Tangled web is very tangled. This non-saintly, ribald CW series about a rather saintly woman (and Gina Rodriguez as Jane herself is the best thing about this) would become a standard TV pregnancy dramedy if it weren’t like a daytime-soap version of The Wire where everything’s connected and all the pieces matter, and missing an episode would make your hurt, but there’re occasional scenes in subtitled Spanish instead of reams of impenetrable police lingo.
[MCC 2014 Pilot Binge stats: Minutes passed before I decided it wasn’t for me: the full 60. To be honest, Jane and her immediate family were charming enough that I’m slightly curious to know what happened next, because morally upright characters are rare in shows like this, but my TV schedule is so beyond overloaded right now that I’ve already had to make some cuts.]
Mike Tyson Mysteries:
The only basic-cable series on the entire list is also the first Adult Swim series I’ve tried in years, and I see nothing has changed. Former boxer Mike Tyson, who completed his prison sentence without escaping or bribing officials and has been a legally free member of society for several years, headlines his own primitively animated Mr. T adventure series with better voice talents and predictably cruder dialogue. Tyson’s slightly smarter crime-fighting team includes Academy Award Winner Jim Rash as the fussy ghost of the Marquess of Queensbury, former SNLer Norm MacDonald as a man turned into a droll pigeon named Pigeon, and Rachel Ramras as Tyson’s adopted Asian daughter Yung Hee, who just wants to spend time with Dad or whatever. They fight crime, they solve Cormac McCarthy’s writing issues, they snark at each other, Mike sings wacky cringe-worthy songs, Rash and MacDonald are like a bickering couple, and everyone uses AMC-level language, which means all but two S-words are bleeped, and I would love to have watched the writers’ room discussion in which they all debated which two S-words were the most crucial to the pilot and deserved to remain untouched above all other S-words.

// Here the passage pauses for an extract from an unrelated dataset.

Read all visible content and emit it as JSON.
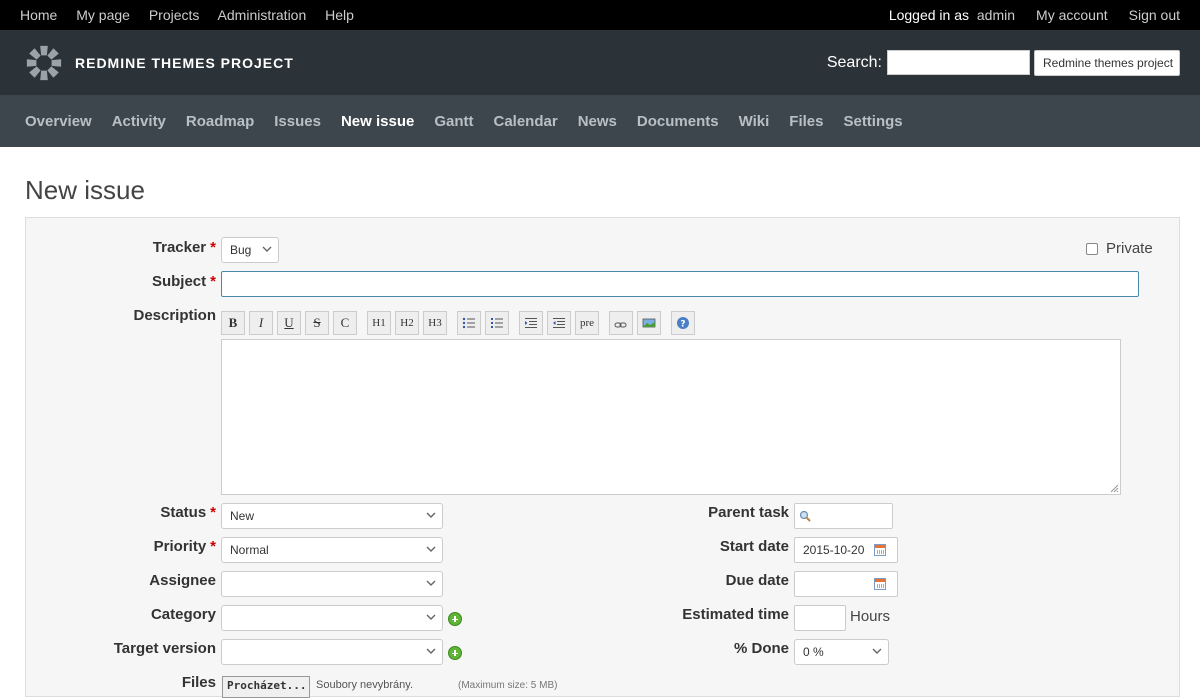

If you already like the Adult Swim line of naughty-time products, here some more is. If you hated Harvey Birdman, Sealab 2021, The Brak Show, or dozens of past fly-by-night zero-budget Adult Swim projects that have flown miles outside my radar over the past decade, there’s not much here to warrant an exception unless you’re the world’s biggest fan of Community‘s Dean Pelton.
[MCC 2014 Pilot Binge stats: Minutes passed before I wanted the show to go away: 4. For more information on the MCC 2014 Pilot Binge project, please visit the initial entry for the rationale, the official checklist of pilots, and links to completed entries as we go. Thanks for reading!]